(Records for processing Opens)

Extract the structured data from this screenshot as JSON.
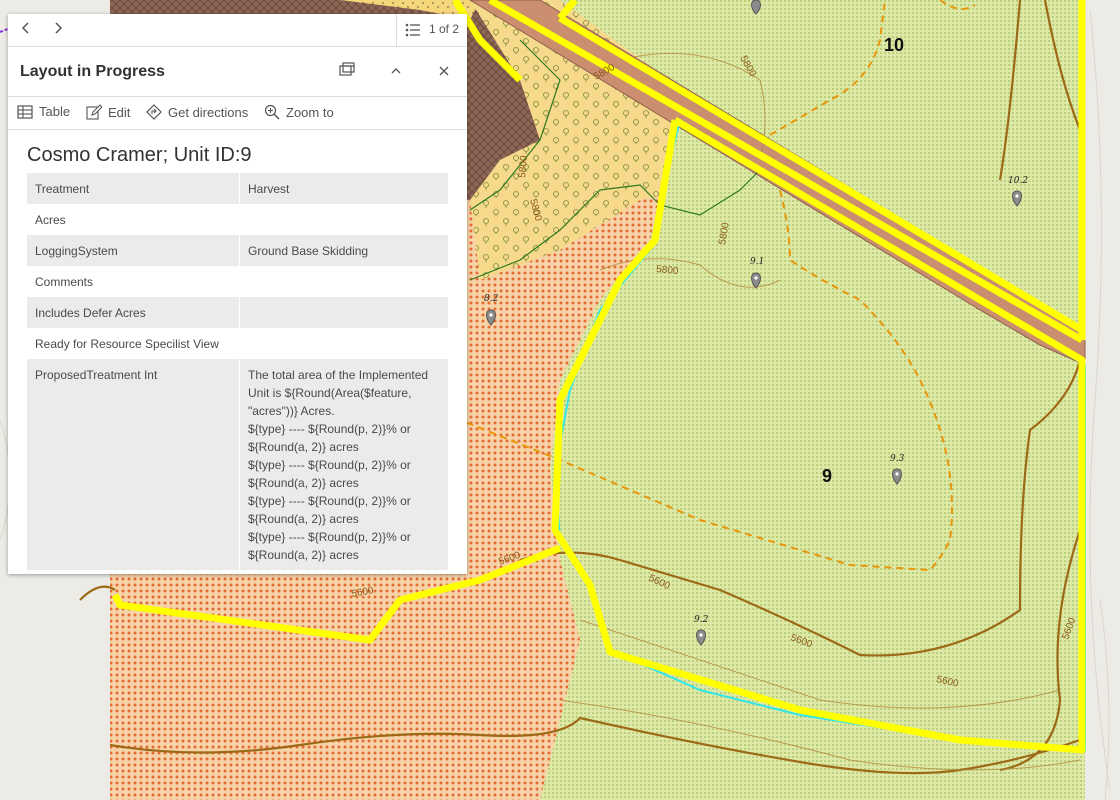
{
  "map": {
    "unit_labels": [
      "10",
      "9"
    ],
    "point_labels": [
      "10.2",
      "9.1",
      "8.2",
      "9.3",
      "9.2"
    ],
    "contour_labels": [
      "5800",
      "5800",
      "5800",
      "5800",
      "5800",
      "5800",
      "5600",
      "5600",
      "5600",
      "5600",
      "5600",
      "5600"
    ]
  },
  "popup": {
    "page_indicator": "1 of 2",
    "title": "Layout in Progress",
    "actions": [
      "Table",
      "Edit",
      "Get directions",
      "Zoom to"
    ],
    "feature_title": "Cosmo Cramer; Unit ID:9",
    "attributes": [
      {
        "key": "Treatment",
        "value": "Harvest"
      },
      {
        "key": "Acres",
        "value": ""
      },
      {
        "key": "LoggingSystem",
        "value": "Ground Base Skidding"
      },
      {
        "key": "Comments",
        "value": ""
      },
      {
        "key": "Includes Defer Acres",
        "value": ""
      },
      {
        "key": "Ready for Resource Specilist View",
        "value": ""
      },
      {
        "key": "ProposedTreatment Int",
        "value": "The total area of the Implemented Unit is ${Round(Area($feature, \"acres\"))} Acres.\n${type} ---- ${Round(p, 2)}% or ${Round(a, 2)} acres\n${type} ---- ${Round(p, 2)}% or ${Round(a, 2)} acres\n${type} ---- ${Round(p, 2)}% or ${Round(a, 2)} acres\n${type} ---- ${Round(p, 2)}% or ${Round(a, 2)} acres"
      }
    ]
  },
  "colors": {
    "unit_boundary": "#ffff00",
    "unit_outline_cyan": "#33e6e6",
    "harvest_fill": "#d8e6a0",
    "orange_fill": "#f5c89a",
    "road": "#c98a6e",
    "contour": "#a0680c",
    "treatment_dash": "#e8960a"
  }
}
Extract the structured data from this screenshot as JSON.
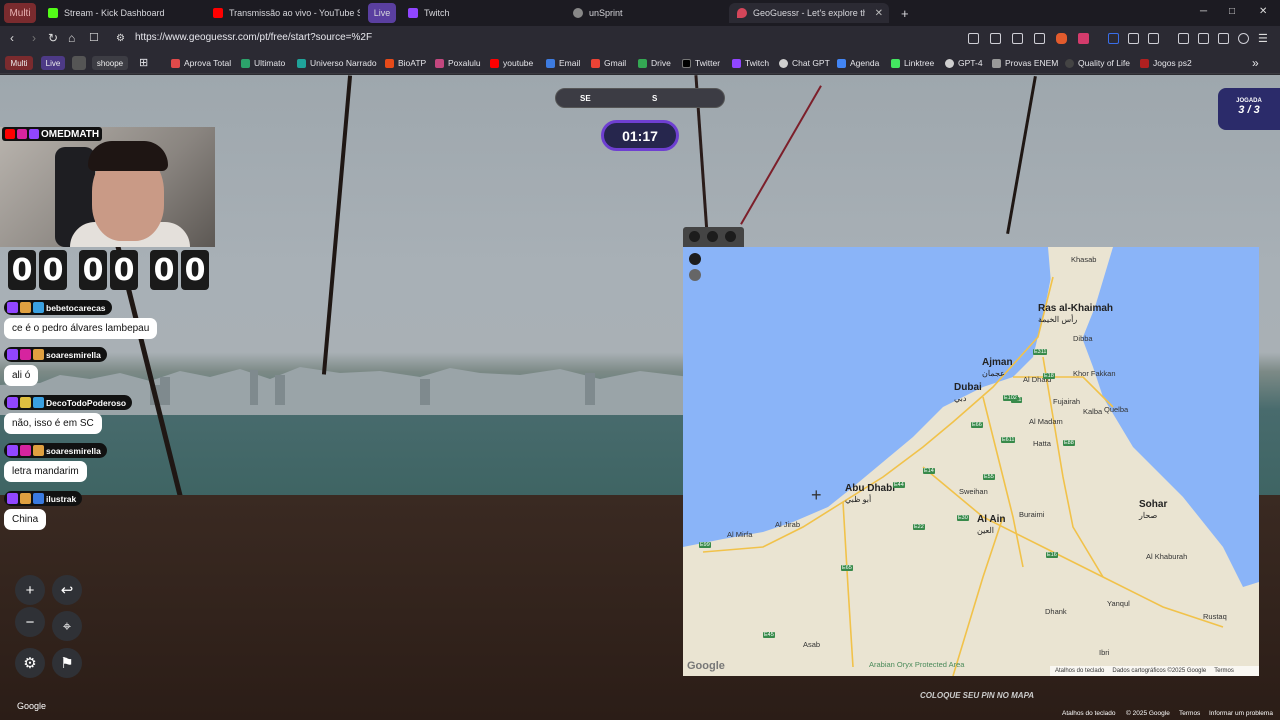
{
  "browser": {
    "multi_label": "Multi",
    "tabs": [
      {
        "label": "Stream - Kick Dashboard",
        "color": "#53fc18"
      },
      {
        "label": "Transmissão ao vivo - YouTube Studio",
        "color": "#ff0000"
      },
      {
        "label": "Live",
        "color": "#9146ff"
      },
      {
        "label": "Twitch",
        "color": "#9146ff"
      },
      {
        "label": "unSprint",
        "color": "#888888"
      },
      {
        "label": "GeoGuessr - Let's explore the world!",
        "color": "#d4465a"
      }
    ],
    "new_tab": "+",
    "url": "https://www.geoguessr.com/pt/free/start?source=%2F",
    "window": {
      "minimize": "─",
      "maximize": "□",
      "close": "✕"
    }
  },
  "bookmarks": {
    "pills": [
      "Multi",
      "Live",
      "",
      "shoope"
    ],
    "items": [
      {
        "label": "Aprova Total",
        "color": "#e04a4a"
      },
      {
        "label": "Ultimato",
        "color": "#2ca36b"
      },
      {
        "label": "Universo Narrado",
        "color": "#1fa39a"
      },
      {
        "label": "BioATP",
        "color": "#e64a19"
      },
      {
        "label": "Poxalulu",
        "color": "#c2477e"
      },
      {
        "label": "youtube",
        "color": "#ff0000"
      },
      {
        "label": "Email",
        "color": "#3d7be0"
      },
      {
        "label": "Gmail",
        "color": "#ea4335"
      },
      {
        "label": "Drive",
        "color": "#34a853"
      },
      {
        "label": "Twitter",
        "color": "#000000"
      },
      {
        "label": "Twitch",
        "color": "#9146ff"
      },
      {
        "label": "Chat GPT",
        "color": "#cfcfcf"
      },
      {
        "label": "Agenda",
        "color": "#4285f4"
      },
      {
        "label": "Linktree",
        "color": "#43e660"
      },
      {
        "label": "GPT-4",
        "color": "#cfcfcf"
      },
      {
        "label": "Provas ENEM",
        "color": "#999999"
      },
      {
        "label": "Quality of Life",
        "color": "#444444"
      },
      {
        "label": "Jogos ps2",
        "color": "#b02020"
      }
    ],
    "more": "»"
  },
  "game": {
    "compass": {
      "left": "SE",
      "center": "S"
    },
    "timer": "01:17",
    "round_label": "JOGADA",
    "round_value": "3 / 3",
    "pin_hint": "COLOQUE SEU PIN NO MAPA",
    "streetview_logo": "Google",
    "footer": {
      "shortcuts": "Atalhos do teclado",
      "copyright": "© 2025 Google",
      "terms": "Termos",
      "report": "Informar um problema"
    }
  },
  "overlay": {
    "handle": "OMEDMATH",
    "clock": [
      "0",
      "0",
      "0",
      "0",
      "0",
      "0"
    ],
    "chat": [
      {
        "user": "bebetocarecas",
        "text": "ce é o pedro álvares lambepau"
      },
      {
        "user": "soaresmirella",
        "text": "ali ó"
      },
      {
        "user": "DecoTodoPoderoso",
        "text": "não, isso é em SC"
      },
      {
        "user": "soaresmirella",
        "text": "letra mandarim"
      },
      {
        "user": "ilustrak",
        "text": "China"
      }
    ]
  },
  "map": {
    "cities": [
      {
        "name": "Ras al-Khaimah",
        "local": "رأس الخيمة"
      },
      {
        "name": "Ajman",
        "local": "عجمان"
      },
      {
        "name": "Dubai",
        "local": "دبي"
      },
      {
        "name": "Abu Dhabi",
        "local": "أبو ظبي"
      },
      {
        "name": "Al Ain",
        "local": "العين"
      },
      {
        "name": "Sohar",
        "local": "صحار"
      }
    ],
    "towns": [
      "Khasab",
      "Dibba",
      "Al Dhaid",
      "Khor Fakkan",
      "Fujairah",
      "Al Madam",
      "Hatta",
      "Kalba",
      "Sweihan",
      "Buraimi",
      "Al Jirab",
      "Al Khaburah",
      "Yanqul",
      "Dhank",
      "Rustaq",
      "Ibri",
      "Asab",
      "Arabian Oryx Protected Area",
      "Quelba",
      "Al Mirfa"
    ],
    "roads": [
      "E11",
      "E311",
      "E611",
      "E66",
      "E55",
      "E102",
      "E88",
      "E18",
      "E44",
      "E14",
      "E22",
      "E30",
      "E65",
      "E45",
      "E16",
      "E99"
    ],
    "google_logo": "Google",
    "footer": {
      "shortcuts": "Atalhos do teclado",
      "data": "Dados cartográficos ©2025 Google",
      "terms": "Termos"
    }
  }
}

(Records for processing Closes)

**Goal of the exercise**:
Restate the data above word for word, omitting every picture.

**Response to this task**:
Extract the structured data from this screenshot as JSON.
{
  "map": {
    "unit_labels": [
      "10",
      "9"
    ],
    "point_labels": [
      "10.2",
      "9.1",
      "8.2",
      "9.3",
      "9.2"
    ],
    "contour_labels": [
      "5800",
      "5800",
      "5800",
      "5800",
      "5800",
      "5800",
      "5600",
      "5600",
      "5600",
      "5600",
      "5600",
      "5600"
    ]
  },
  "popup": {
    "page_indicator": "1 of 2",
    "title": "Layout in Progress",
    "actions": [
      "Table",
      "Edit",
      "Get directions",
      "Zoom to"
    ],
    "feature_title": "Cosmo Cramer; Unit ID:9",
    "attributes": [
      {
        "key": "Treatment",
        "value": "Harvest"
      },
      {
        "key": "Acres",
        "value": ""
      },
      {
        "key": "LoggingSystem",
        "value": "Ground Base Skidding"
      },
      {
        "key": "Comments",
        "value": ""
      },
      {
        "key": "Includes Defer Acres",
        "value": ""
      },
      {
        "key": "Ready for Resource Specilist View",
        "value": ""
      },
      {
        "key": "ProposedTreatment Int",
        "value": "The total area of the Implemented Unit is ${Round(Area($feature, \"acres\"))} Acres.\n${type} ---- ${Round(p, 2)}% or ${Round(a, 2)} acres\n${type} ---- ${Round(p, 2)}% or ${Round(a, 2)} acres\n${type} ---- ${Round(p, 2)}% or ${Round(a, 2)} acres\n${type} ---- ${Round(p, 2)}% or ${Round(a, 2)} acres"
      }
    ]
  },
  "colors": {
    "unit_boundary": "#ffff00",
    "unit_outline_cyan": "#33e6e6",
    "harvest_fill": "#d8e6a0",
    "orange_fill": "#f5c89a",
    "road": "#c98a6e",
    "contour": "#a0680c",
    "treatment_dash": "#e8960a"
  }
}
Extract the structured data from this screenshot as JSON.
{
  "browser": {
    "multi_label": "Multi",
    "tabs": [
      {
        "label": "Stream - Kick Dashboard",
        "color": "#53fc18"
      },
      {
        "label": "Transmissão ao vivo - YouTube Studio",
        "color": "#ff0000"
      },
      {
        "label": "Live",
        "color": "#9146ff"
      },
      {
        "label": "Twitch",
        "color": "#9146ff"
      },
      {
        "label": "unSprint",
        "color": "#888888"
      },
      {
        "label": "GeoGuessr - Let's explore the world!",
        "color": "#d4465a"
      }
    ],
    "new_tab": "+",
    "url": "https://www.geoguessr.com/pt/free/start?source=%2F",
    "window": {
      "minimize": "─",
      "maximize": "□",
      "close": "✕"
    }
  },
  "bookmarks": {
    "pills": [
      "Multi",
      "Live",
      "",
      "shoope"
    ],
    "items": [
      {
        "label": "Aprova Total",
        "color": "#e04a4a"
      },
      {
        "label": "Ultimato",
        "color": "#2ca36b"
      },
      {
        "label": "Universo Narrado",
        "color": "#1fa39a"
      },
      {
        "label": "BioATP",
        "color": "#e64a19"
      },
      {
        "label": "Poxalulu",
        "color": "#c2477e"
      },
      {
        "label": "youtube",
        "color": "#ff0000"
      },
      {
        "label": "Email",
        "color": "#3d7be0"
      },
      {
        "label": "Gmail",
        "color": "#ea4335"
      },
      {
        "label": "Drive",
        "color": "#34a853"
      },
      {
        "label": "Twitter",
        "color": "#000000"
      },
      {
        "label": "Twitch",
        "color": "#9146ff"
      },
      {
        "label": "Chat GPT",
        "color": "#cfcfcf"
      },
      {
        "label": "Agenda",
        "color": "#4285f4"
      },
      {
        "label": "Linktree",
        "color": "#43e660"
      },
      {
        "label": "GPT-4",
        "color": "#cfcfcf"
      },
      {
        "label": "Provas ENEM",
        "color": "#999999"
      },
      {
        "label": "Quality of Life",
        "color": "#444444"
      },
      {
        "label": "Jogos ps2",
        "color": "#b02020"
      }
    ],
    "more": "»"
  },
  "game": {
    "compass": {
      "left": "SE",
      "center": "S"
    },
    "timer": "01:17",
    "round_label": "JOGADA",
    "round_value": "3 / 3",
    "pin_hint": "COLOQUE SEU PIN NO MAPA",
    "streetview_logo": "Google",
    "footer": {
      "shortcuts": "Atalhos do teclado",
      "copyright": "© 2025 Google",
      "terms": "Termos",
      "report": "Informar um problema"
    }
  },
  "overlay": {
    "handle": "OMEDMATH",
    "clock": [
      "0",
      "0",
      "0",
      "0",
      "0",
      "0"
    ],
    "chat": [
      {
        "user": "bebetocarecas",
        "text": "ce é o pedro álvares lambepau"
      },
      {
        "user": "soaresmirella",
        "text": "ali ó"
      },
      {
        "user": "DecoTodoPoderoso",
        "text": "não, isso é em SC"
      },
      {
        "user": "soaresmirella",
        "text": "letra mandarim"
      },
      {
        "user": "ilustrak",
        "text": "China"
      }
    ]
  },
  "map": {
    "cities": [
      {
        "name": "Ras al-Khaimah",
        "local": "رأس الخيمة"
      },
      {
        "name": "Ajman",
        "local": "عجمان"
      },
      {
        "name": "Dubai",
        "local": "دبي"
      },
      {
        "name": "Abu Dhabi",
        "local": "أبو ظبي"
      },
      {
        "name": "Al Ain",
        "local": "العين"
      },
      {
        "name": "Sohar",
        "local": "صحار"
      }
    ],
    "towns": [
      "Khasab",
      "Dibba",
      "Al Dhaid",
      "Khor Fakkan",
      "Fujairah",
      "Al Madam",
      "Hatta",
      "Kalba",
      "Sweihan",
      "Buraimi",
      "Al Jirab",
      "Al Khaburah",
      "Yanqul",
      "Dhank",
      "Rustaq",
      "Ibri",
      "Asab",
      "Arabian Oryx Protected Area",
      "Quelba",
      "Al Mirfa"
    ],
    "roads": [
      "E11",
      "E311",
      "E611",
      "E66",
      "E55",
      "E102",
      "E88",
      "E18",
      "E44",
      "E14",
      "E22",
      "E30",
      "E65",
      "E45",
      "E16",
      "E99"
    ],
    "google_logo": "Google",
    "footer": {
      "shortcuts": "Atalhos do teclado",
      "data": "Dados cartográficos ©2025 Google",
      "terms": "Termos"
    }
  }
}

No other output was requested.